For more information, contact UNICEF UK’s press office: 

Yemi Lufadeju – [email protected]  
Press office – [email protected] - 0207 375 6030 

About UNICEF 

UNICEF works in some of the world’s toughest places, to reach the world’s most disadvantaged children. Across more than 190 countries and territories, we work for every child, everywhere, to build a better world for everyone.

The UK Committee for UNICEF (UNICEF UK) raises funds for UNICEF’s emergency and development work for children. We also promote and protect children’s rights in the UK and internationally.
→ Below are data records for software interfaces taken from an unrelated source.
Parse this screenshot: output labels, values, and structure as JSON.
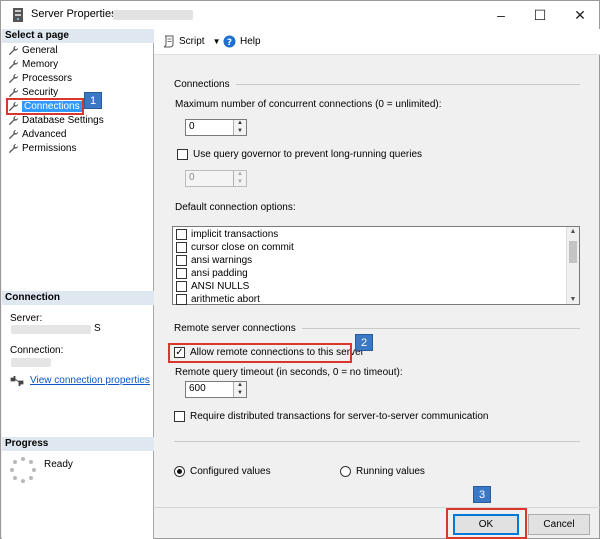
{
  "window": {
    "title": "Server Properties -",
    "controls": [
      "–",
      "☐",
      "✕"
    ]
  },
  "left_pane": {
    "select_page_heading": "Select a page",
    "pages": [
      "General",
      "Memory",
      "Processors",
      "Security",
      "Connections",
      "Database Settings",
      "Advanced",
      "Permissions"
    ],
    "selected_index": 4,
    "connection_heading": "Connection",
    "server_label": "Server:",
    "server_value_tail": "S",
    "connection_label": "Connection:",
    "view_connection_link": "View connection properties",
    "progress_heading": "Progress",
    "progress_status": "Ready"
  },
  "toolbar": {
    "script_label": "Script",
    "help_label": "Help"
  },
  "connections": {
    "group_label": "Connections",
    "max_connections_label": "Maximum number of concurrent connections (0 = unlimited):",
    "max_connections_value": "0",
    "query_governor_label": "Use query governor to prevent long-running queries",
    "query_governor_checked": false,
    "query_governor_value": "0",
    "default_options_label": "Default connection options:",
    "options": [
      {
        "label": "implicit transactions",
        "checked": false
      },
      {
        "label": "cursor close on commit",
        "checked": false
      },
      {
        "label": "ansi warnings",
        "checked": false
      },
      {
        "label": "ansi padding",
        "checked": false
      },
      {
        "label": "ANSI NULLS",
        "checked": false
      },
      {
        "label": "arithmetic abort",
        "checked": false
      }
    ]
  },
  "remote": {
    "group_label": "Remote server connections",
    "allow_remote_label": "Allow remote connections to this server",
    "allow_remote_checked": true,
    "timeout_label": "Remote query timeout (in seconds, 0 = no timeout):",
    "timeout_value": "600",
    "require_dtc_label": "Require distributed transactions for server-to-server communication",
    "require_dtc_checked": false
  },
  "values_mode": {
    "configured_label": "Configured values",
    "running_label": "Running values",
    "selected": "configured"
  },
  "buttons": {
    "ok_label": "OK",
    "cancel_label": "Cancel"
  },
  "callouts": [
    "1",
    "2",
    "3"
  ],
  "colors": {
    "callout_red": "#d9372c",
    "badge_blue": "#3a78c5",
    "selection_blue": "#3399ff",
    "link_blue": "#0b57c7"
  }
}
We are a UK charity, entirely funded by supporters.

United Kingdom Committee for UNICEF (UNICEF UK), Registered Charity No. 1072612 (England & Wales), SC043677 (Scotland).

For more information visit unicef.org.uk. Follow UNICEF UK on Twitter, LinkedIn, Facebook and YouTube.